In the News
TIMMONSVILLE, S.C. — U.S. Rep. Tom Rice was back in his district Friday to find out what matters most to farmers and others in the agricultural business.
Rice made stops in Nichols, Dillon, Bennettsville, Florence and Timmonsville. He said the concerns he heard on every stop were basically the same.
“Our farmers and producers are concerned about crop insurance and Section 179, which is the depreciation provision,” Rice said.
Section 179 of the federal tax code allows a taxpayer to elect to deduct the cost of certain types of property on their income taxes as an expense, rather than requiring the cost of the property to be capitalized and depreciated.
Rice said the concern amongst farmers involves the depreciation provision, which allows them to write off the cost of equipment.
“Agriculture is very capital intensive. You have to spend a lot up from for a little return,” Rice said. “It’s important that our producers recover their investment in a timely manner in order to stay in business.”
Rice said he tries to visit each county in his district at least once a quarter, but Friday’s visit was all about agriculture. In an effort to make Pee Dee farmers’ concerns known in Washington, Rice brought a special guest on the visit: Congressman Mike Conaway, R-Texas, a member of the House Committee on Agriculture.

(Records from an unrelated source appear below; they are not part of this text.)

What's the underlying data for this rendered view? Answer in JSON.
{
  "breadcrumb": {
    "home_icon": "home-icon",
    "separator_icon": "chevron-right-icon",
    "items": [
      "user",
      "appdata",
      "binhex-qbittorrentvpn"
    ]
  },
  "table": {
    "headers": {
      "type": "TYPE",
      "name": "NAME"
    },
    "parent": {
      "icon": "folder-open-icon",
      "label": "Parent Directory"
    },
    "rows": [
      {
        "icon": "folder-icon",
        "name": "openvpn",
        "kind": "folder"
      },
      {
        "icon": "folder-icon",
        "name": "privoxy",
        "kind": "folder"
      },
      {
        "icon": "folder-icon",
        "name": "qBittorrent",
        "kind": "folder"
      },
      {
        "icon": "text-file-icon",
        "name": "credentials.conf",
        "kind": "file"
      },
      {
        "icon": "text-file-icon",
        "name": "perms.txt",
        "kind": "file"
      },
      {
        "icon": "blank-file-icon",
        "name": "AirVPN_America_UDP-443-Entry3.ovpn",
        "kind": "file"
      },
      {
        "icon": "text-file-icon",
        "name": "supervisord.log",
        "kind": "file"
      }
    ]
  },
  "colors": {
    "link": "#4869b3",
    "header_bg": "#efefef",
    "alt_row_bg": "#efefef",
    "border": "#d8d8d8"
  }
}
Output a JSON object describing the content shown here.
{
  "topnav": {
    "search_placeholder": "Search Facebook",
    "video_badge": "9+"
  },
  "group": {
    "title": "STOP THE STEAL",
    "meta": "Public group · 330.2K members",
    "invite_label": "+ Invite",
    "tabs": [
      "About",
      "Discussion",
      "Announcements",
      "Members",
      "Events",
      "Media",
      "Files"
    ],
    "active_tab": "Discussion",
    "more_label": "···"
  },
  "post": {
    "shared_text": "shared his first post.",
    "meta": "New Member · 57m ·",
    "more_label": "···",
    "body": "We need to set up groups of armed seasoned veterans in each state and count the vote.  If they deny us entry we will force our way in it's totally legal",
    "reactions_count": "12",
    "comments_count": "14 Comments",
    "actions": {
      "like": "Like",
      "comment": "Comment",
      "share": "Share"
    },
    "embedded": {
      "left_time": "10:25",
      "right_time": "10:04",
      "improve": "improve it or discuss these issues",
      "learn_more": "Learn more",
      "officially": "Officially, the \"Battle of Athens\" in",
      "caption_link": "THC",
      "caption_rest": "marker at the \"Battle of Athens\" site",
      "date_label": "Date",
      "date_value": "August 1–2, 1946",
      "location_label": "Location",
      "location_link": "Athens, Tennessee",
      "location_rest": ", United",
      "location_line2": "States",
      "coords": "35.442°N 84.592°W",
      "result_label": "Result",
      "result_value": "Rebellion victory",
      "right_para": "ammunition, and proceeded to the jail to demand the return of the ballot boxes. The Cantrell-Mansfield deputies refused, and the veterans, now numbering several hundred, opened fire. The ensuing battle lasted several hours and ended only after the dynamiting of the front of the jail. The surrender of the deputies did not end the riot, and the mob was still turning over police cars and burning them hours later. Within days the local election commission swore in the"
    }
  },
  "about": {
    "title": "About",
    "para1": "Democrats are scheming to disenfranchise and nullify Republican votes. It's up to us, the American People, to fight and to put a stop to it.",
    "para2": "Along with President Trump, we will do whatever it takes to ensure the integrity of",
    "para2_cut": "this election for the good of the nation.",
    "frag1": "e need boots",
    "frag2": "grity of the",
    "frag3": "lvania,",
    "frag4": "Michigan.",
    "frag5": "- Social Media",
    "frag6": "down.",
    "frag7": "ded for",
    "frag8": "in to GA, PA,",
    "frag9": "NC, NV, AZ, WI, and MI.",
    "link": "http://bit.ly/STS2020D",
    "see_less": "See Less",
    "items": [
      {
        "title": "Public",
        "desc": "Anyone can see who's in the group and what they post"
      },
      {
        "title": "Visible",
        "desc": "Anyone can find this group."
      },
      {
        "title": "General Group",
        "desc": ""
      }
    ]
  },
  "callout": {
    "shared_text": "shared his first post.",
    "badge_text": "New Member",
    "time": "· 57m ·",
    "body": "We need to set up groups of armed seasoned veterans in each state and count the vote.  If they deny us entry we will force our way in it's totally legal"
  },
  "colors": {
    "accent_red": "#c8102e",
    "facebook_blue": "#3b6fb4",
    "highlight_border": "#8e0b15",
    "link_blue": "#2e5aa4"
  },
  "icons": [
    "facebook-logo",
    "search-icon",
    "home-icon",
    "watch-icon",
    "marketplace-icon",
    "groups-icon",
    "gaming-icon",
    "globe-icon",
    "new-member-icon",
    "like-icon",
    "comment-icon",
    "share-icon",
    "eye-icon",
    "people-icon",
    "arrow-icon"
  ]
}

“The purpose of this tour is to get one of the decision-makers from Washington — one who is going to be the next chairman of the House Agriculture Committee — here to see and hear firsthand what our farmers have to deal with so we can better serve their needs,” Rice said.
“I feel like maybe this district has not had quite enough attention in recent years, and we’re trying to make sure Washington is aware of the issues we face here every day,” he said. “We need to do what we can to make this industry efficient and preserve our agricultural assets, and I think the best thing Washington can do is stay out of the way. We need a stable agricultural industry. It’s a matter of national security.”
Conaway agreed and said the farmers of the Pee Dee are much like the farmers and producers in his district in Texas.
“At every stop, we’ve had questions about Section 179 and people asking about the provision extenders. Unfortunately I haven’t had a good answer for them, because the chairman hasn’t announced the schedule yet,” he said. “But I hear what they are saying, and I understand. Folks who rely on it are concerned. They’re concerned in my district, too. I think the best thing we can do is help make sure the industry remains a viable one. We need to remove the barriers and let these producers make a living.”
BY Traci Bridges